### About this exercise
Give the count of lines in the records below that contain "Sound", and say nothing more.

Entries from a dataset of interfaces
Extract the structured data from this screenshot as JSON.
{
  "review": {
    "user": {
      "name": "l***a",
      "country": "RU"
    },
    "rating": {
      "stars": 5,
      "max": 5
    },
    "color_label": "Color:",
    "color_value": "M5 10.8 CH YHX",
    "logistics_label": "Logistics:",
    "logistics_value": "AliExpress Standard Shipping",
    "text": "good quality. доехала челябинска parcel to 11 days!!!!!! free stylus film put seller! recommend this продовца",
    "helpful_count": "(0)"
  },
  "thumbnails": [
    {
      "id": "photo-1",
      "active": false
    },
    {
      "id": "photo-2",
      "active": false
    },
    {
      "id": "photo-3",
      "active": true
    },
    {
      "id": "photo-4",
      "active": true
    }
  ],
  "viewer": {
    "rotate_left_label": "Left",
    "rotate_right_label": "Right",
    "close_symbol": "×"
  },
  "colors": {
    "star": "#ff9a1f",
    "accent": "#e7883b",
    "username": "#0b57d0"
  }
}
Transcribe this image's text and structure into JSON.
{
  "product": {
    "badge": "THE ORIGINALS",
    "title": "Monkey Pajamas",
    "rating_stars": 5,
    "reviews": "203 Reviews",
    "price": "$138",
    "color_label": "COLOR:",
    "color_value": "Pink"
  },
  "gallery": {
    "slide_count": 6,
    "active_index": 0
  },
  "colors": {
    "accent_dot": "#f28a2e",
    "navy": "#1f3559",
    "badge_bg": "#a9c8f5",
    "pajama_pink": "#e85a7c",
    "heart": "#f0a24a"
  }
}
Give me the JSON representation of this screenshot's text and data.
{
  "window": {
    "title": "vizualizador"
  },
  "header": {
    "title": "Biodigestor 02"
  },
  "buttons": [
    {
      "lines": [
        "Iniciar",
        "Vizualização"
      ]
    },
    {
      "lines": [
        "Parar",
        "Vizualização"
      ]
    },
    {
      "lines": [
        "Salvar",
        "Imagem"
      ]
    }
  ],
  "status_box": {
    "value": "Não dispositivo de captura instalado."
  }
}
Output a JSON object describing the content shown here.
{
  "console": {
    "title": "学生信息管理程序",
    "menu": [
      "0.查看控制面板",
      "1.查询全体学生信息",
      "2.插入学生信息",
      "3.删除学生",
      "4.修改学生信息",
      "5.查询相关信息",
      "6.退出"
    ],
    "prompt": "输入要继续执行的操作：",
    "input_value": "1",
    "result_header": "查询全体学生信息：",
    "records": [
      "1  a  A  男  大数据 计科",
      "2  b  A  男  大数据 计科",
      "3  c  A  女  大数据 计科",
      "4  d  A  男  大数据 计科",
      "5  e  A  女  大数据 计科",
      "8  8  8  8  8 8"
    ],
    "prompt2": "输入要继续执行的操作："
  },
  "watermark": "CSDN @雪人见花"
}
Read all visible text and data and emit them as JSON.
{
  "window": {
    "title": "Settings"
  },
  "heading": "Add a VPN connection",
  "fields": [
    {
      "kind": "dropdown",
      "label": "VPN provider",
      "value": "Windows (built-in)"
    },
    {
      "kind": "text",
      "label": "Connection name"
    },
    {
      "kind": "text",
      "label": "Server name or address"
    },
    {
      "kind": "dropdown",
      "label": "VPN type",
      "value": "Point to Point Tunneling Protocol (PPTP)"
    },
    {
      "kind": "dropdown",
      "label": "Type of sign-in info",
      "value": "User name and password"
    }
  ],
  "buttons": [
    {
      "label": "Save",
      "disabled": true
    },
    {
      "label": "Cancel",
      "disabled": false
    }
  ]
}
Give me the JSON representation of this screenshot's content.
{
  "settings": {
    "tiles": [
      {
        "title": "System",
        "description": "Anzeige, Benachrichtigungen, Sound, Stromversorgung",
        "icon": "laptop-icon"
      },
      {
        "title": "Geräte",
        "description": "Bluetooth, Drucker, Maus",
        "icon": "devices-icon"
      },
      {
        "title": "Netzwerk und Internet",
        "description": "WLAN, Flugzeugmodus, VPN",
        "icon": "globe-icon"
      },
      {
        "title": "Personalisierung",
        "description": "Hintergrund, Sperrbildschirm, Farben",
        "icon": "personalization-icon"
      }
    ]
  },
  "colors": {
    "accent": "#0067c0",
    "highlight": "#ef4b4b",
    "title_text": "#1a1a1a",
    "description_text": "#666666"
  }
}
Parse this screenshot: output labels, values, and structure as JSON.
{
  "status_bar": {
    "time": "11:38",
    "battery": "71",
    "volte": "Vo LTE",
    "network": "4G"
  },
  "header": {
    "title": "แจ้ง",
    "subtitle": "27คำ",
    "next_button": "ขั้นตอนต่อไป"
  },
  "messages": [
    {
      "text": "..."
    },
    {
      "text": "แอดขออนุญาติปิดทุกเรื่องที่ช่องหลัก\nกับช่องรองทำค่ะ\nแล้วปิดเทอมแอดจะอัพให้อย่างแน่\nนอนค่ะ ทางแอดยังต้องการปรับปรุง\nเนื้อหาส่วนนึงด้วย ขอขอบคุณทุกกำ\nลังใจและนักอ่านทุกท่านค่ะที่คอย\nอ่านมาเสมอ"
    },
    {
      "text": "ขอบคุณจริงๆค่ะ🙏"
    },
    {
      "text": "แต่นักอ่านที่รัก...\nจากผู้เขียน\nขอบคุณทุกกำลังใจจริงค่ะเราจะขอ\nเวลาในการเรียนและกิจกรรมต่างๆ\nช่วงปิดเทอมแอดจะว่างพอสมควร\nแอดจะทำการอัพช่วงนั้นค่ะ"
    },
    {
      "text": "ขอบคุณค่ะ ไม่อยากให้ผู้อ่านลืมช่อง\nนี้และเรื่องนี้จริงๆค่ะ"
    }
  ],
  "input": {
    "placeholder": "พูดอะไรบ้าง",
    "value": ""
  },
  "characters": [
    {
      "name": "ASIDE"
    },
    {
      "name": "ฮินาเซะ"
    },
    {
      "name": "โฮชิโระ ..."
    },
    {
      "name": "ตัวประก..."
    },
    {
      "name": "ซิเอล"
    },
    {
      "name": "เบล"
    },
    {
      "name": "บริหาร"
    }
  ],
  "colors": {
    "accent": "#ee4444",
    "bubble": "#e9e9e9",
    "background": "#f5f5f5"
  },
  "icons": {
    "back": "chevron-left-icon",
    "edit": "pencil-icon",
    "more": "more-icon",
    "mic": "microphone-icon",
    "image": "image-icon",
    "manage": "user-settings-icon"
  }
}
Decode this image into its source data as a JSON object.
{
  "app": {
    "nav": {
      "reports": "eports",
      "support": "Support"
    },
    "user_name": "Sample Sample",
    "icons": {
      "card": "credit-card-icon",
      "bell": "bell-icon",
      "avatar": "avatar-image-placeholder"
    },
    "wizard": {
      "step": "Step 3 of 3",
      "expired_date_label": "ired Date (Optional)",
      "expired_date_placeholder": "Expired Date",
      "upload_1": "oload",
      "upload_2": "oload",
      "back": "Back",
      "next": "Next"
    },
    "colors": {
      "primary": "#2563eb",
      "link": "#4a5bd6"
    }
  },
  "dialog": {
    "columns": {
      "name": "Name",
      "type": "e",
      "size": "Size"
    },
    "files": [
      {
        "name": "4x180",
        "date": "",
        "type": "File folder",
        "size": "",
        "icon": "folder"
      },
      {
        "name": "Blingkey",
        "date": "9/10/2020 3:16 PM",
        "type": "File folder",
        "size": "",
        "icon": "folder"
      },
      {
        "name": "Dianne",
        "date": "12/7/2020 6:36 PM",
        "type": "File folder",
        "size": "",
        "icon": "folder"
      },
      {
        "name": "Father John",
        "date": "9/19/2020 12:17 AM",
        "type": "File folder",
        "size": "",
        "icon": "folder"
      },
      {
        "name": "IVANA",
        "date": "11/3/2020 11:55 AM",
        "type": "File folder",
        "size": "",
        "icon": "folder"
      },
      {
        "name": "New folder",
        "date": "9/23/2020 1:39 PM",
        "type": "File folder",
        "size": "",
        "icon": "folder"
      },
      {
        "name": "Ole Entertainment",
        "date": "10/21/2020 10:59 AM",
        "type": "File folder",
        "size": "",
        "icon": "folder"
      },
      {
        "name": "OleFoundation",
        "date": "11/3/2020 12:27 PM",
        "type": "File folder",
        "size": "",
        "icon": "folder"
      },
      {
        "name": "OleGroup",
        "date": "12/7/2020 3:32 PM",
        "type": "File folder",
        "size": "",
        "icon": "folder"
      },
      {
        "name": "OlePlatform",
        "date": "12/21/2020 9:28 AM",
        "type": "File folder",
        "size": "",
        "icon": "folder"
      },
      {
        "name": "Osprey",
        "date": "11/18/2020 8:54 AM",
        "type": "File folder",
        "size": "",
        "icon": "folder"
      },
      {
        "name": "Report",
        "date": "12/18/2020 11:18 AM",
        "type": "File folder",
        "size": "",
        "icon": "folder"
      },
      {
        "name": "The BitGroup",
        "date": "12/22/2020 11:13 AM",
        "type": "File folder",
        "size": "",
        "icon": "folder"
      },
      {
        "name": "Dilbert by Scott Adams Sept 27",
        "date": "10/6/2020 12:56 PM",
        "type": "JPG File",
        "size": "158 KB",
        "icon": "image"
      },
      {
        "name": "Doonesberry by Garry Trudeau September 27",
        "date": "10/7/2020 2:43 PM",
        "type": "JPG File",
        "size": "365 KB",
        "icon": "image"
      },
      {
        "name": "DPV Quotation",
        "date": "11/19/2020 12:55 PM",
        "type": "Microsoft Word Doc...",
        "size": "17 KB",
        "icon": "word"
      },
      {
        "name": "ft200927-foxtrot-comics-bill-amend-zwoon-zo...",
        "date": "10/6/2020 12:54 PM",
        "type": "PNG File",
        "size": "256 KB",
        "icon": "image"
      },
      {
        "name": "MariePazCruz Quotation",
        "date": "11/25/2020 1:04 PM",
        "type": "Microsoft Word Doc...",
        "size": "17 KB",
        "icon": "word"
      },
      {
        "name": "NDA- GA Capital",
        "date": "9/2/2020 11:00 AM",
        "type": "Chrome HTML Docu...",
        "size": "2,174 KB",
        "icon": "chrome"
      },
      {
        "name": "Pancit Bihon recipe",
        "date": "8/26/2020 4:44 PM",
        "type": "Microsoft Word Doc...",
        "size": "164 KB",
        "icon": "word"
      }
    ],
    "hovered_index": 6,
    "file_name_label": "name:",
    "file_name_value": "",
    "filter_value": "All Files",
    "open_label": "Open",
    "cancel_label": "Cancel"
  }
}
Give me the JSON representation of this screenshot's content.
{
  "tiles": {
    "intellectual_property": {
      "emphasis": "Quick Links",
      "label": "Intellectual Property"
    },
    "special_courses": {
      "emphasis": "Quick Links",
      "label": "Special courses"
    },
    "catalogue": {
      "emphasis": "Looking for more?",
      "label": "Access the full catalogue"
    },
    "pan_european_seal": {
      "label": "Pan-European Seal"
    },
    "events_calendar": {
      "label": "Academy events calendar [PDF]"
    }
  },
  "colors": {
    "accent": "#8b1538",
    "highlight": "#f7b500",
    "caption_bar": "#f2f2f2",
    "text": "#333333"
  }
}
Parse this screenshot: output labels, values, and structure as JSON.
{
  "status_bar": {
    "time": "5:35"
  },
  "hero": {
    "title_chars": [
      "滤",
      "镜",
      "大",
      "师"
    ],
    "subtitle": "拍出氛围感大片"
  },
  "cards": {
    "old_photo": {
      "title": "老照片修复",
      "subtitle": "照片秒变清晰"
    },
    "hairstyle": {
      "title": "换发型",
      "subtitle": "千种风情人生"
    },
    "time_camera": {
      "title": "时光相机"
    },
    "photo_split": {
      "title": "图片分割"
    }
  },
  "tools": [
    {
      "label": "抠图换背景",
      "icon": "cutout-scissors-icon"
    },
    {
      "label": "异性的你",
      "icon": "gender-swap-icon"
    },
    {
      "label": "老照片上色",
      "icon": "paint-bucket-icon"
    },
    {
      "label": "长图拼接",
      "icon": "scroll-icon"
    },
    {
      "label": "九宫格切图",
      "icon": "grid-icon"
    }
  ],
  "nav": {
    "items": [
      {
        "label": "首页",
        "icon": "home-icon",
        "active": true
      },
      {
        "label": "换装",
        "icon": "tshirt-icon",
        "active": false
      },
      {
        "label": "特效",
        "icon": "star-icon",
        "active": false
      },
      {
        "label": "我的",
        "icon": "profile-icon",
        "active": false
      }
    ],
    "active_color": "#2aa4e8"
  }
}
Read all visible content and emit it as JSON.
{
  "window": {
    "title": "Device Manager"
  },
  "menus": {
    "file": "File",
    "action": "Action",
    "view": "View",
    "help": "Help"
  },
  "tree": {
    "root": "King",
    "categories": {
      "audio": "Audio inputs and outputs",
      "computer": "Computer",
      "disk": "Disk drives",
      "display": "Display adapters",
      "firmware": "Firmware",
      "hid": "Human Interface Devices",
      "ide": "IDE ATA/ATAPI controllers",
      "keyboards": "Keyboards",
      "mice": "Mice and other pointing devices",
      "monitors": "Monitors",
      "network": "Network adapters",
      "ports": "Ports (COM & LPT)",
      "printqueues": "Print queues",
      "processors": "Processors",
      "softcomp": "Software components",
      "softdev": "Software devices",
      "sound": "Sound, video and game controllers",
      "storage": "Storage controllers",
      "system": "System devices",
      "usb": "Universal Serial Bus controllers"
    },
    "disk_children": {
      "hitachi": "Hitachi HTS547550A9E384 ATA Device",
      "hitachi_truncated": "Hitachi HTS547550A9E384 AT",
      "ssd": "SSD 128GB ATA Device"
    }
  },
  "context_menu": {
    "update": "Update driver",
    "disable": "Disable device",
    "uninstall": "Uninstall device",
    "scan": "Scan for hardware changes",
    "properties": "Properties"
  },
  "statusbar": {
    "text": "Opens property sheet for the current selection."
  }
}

### Answer section
2